Below are the entries; count the lines in them that contain the word "content" and give only the number.

++++++

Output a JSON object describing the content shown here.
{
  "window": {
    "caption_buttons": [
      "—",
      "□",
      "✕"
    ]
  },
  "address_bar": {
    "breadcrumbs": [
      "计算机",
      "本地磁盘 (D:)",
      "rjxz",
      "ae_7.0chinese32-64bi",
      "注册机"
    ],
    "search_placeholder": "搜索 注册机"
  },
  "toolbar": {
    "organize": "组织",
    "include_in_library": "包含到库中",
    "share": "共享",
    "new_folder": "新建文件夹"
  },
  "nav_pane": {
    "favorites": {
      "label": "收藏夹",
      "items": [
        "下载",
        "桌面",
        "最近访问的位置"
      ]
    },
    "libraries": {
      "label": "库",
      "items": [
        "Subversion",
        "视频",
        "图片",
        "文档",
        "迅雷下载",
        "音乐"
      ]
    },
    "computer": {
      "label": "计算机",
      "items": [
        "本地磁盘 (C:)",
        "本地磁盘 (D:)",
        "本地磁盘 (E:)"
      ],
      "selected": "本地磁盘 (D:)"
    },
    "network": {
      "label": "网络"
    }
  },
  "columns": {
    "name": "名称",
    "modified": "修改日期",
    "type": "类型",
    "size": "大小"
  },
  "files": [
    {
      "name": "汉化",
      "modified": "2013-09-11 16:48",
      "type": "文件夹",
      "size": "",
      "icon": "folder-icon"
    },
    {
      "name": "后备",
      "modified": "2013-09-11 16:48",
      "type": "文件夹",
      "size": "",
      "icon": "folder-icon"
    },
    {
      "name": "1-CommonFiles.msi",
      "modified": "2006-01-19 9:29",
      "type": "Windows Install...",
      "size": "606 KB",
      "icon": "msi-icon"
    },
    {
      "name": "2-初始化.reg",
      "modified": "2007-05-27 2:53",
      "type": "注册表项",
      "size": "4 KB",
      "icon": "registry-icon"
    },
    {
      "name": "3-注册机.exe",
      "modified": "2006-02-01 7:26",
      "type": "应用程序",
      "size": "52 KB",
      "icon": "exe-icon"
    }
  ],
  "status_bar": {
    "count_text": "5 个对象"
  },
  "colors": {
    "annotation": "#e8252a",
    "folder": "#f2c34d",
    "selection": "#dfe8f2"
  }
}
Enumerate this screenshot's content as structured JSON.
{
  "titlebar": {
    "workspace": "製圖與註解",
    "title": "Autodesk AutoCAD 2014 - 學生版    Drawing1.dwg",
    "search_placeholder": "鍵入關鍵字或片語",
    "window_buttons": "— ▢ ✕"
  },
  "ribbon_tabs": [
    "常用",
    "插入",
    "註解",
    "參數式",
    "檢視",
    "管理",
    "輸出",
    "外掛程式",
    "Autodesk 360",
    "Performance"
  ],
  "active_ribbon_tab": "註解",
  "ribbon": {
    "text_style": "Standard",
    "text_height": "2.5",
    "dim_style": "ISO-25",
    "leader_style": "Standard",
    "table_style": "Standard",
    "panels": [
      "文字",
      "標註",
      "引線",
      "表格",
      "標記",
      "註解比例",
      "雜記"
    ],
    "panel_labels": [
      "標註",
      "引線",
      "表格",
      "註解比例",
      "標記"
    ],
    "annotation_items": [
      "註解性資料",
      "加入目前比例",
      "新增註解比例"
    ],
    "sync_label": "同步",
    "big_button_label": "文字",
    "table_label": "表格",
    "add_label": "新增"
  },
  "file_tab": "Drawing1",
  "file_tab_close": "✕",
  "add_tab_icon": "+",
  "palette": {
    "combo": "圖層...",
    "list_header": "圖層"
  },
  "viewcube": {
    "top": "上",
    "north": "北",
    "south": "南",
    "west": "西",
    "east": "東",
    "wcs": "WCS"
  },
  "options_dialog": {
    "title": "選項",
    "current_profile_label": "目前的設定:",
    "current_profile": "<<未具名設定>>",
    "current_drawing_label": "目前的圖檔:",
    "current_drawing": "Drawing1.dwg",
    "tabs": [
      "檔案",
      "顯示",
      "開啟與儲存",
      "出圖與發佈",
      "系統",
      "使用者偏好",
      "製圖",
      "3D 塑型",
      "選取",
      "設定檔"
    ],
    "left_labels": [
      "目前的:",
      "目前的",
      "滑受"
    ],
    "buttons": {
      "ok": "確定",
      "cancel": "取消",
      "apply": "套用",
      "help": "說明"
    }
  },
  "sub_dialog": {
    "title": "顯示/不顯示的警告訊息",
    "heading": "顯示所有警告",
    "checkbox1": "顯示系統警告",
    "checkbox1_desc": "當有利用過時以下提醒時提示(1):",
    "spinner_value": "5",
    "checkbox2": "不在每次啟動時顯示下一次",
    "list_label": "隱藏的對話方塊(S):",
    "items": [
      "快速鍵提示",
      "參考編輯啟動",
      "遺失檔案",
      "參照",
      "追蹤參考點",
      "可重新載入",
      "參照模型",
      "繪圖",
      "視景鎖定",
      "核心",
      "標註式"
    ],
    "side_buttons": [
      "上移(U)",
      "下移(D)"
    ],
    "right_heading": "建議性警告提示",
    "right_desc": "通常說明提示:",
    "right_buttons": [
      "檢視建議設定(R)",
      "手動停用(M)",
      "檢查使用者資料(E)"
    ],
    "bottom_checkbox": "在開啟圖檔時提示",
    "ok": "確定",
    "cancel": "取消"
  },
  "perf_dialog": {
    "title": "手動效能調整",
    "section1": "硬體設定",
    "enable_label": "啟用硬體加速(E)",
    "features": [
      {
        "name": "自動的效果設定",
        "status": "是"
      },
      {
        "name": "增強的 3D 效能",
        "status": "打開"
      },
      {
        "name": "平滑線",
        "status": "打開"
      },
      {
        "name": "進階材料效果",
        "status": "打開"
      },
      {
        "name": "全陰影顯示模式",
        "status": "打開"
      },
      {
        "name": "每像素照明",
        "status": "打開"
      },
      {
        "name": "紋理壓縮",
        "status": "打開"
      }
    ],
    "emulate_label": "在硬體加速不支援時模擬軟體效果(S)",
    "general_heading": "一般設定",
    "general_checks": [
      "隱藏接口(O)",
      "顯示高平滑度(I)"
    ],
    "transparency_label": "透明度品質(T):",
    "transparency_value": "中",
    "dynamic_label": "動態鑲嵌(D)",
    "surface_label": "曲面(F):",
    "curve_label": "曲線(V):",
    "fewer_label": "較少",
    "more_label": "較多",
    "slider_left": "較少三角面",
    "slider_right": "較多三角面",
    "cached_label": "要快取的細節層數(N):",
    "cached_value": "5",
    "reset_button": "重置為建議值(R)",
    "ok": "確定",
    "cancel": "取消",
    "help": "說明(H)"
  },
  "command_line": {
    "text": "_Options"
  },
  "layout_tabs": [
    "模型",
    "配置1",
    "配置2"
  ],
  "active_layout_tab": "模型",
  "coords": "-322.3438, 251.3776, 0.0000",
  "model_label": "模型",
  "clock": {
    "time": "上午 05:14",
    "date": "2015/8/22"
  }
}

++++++

▶ **PROBLEM SOLUTION**
2